» **WHAT NEEDS TO BE DONE**
The lines you return must be all those in the data that hold the string "attachment".

» **RECORD EXCERPTS**
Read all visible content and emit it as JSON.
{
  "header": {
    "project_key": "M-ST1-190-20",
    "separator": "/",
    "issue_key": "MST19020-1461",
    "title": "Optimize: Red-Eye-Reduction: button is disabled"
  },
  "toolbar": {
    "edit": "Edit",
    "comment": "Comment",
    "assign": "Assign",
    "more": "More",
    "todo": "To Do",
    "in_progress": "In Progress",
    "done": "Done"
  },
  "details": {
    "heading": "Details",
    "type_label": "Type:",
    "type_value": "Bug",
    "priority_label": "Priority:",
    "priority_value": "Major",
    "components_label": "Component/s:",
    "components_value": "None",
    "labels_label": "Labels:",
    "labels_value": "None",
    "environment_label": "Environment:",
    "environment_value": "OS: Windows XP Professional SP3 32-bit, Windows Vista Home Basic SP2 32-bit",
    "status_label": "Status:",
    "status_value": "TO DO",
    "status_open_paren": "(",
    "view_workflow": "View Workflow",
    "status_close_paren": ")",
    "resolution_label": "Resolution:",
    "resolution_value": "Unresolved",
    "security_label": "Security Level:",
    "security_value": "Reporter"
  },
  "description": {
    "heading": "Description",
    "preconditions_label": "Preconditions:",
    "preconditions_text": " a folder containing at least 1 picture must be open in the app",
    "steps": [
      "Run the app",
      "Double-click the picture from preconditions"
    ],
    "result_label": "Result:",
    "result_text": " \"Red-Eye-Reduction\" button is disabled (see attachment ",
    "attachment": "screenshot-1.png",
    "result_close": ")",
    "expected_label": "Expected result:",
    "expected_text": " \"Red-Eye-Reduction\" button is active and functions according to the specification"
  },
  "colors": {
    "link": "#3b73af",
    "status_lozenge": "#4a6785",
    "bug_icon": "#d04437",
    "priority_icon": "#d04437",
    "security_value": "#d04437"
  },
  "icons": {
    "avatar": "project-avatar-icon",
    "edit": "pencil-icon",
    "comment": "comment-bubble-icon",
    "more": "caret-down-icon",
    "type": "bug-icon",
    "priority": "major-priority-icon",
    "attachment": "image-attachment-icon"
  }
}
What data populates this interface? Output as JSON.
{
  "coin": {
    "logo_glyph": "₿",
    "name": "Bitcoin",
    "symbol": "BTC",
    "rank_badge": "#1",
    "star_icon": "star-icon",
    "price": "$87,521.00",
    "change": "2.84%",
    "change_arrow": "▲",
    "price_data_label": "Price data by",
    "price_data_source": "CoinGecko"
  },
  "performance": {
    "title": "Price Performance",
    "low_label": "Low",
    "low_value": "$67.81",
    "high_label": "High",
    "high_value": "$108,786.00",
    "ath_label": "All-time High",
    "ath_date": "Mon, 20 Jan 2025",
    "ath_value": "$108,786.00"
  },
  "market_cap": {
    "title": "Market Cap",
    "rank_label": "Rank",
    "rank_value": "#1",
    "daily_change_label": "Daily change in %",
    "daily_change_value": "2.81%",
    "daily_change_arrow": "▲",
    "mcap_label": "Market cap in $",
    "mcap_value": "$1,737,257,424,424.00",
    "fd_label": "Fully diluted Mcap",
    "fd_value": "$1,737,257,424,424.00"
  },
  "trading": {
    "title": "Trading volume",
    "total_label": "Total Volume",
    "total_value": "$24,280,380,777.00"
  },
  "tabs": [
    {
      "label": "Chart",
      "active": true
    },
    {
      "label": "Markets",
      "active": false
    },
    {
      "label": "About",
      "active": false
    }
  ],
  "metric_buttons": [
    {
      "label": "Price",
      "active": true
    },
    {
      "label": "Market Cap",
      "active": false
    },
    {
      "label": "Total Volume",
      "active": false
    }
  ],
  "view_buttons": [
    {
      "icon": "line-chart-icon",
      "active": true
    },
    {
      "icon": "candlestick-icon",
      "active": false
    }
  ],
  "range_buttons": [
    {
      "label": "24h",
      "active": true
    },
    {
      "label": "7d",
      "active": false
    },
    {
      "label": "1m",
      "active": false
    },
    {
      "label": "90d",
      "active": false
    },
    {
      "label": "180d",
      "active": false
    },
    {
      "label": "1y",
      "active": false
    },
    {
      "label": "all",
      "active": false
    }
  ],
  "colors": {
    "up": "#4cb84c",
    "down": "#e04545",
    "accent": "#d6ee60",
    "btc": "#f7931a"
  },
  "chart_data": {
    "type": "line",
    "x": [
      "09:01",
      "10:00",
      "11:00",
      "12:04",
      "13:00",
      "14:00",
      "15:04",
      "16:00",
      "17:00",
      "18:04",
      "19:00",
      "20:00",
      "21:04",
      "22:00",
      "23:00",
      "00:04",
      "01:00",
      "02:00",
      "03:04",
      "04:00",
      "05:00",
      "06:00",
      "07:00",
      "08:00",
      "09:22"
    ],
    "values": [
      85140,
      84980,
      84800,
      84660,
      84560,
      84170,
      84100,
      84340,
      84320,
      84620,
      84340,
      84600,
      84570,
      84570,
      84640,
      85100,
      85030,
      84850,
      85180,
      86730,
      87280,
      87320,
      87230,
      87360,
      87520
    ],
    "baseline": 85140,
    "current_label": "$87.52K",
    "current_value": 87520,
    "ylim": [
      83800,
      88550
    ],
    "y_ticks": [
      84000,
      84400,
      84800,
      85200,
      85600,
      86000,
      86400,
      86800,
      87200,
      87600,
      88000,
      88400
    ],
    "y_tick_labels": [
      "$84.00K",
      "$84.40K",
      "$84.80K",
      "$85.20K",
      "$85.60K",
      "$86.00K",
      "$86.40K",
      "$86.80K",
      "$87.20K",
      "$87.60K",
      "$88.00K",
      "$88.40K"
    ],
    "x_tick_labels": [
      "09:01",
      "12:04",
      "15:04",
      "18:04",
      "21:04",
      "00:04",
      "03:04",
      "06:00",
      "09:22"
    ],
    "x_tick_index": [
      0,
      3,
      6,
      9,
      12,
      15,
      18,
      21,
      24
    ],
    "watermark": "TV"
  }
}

» **EXERCISE RESULT**
    "result_text": " \"Red-Eye-Reduction\" button is disabled (see attachment ",
    "attachment": "screenshot-1.png",
    "attachment": "image-attachment-icon"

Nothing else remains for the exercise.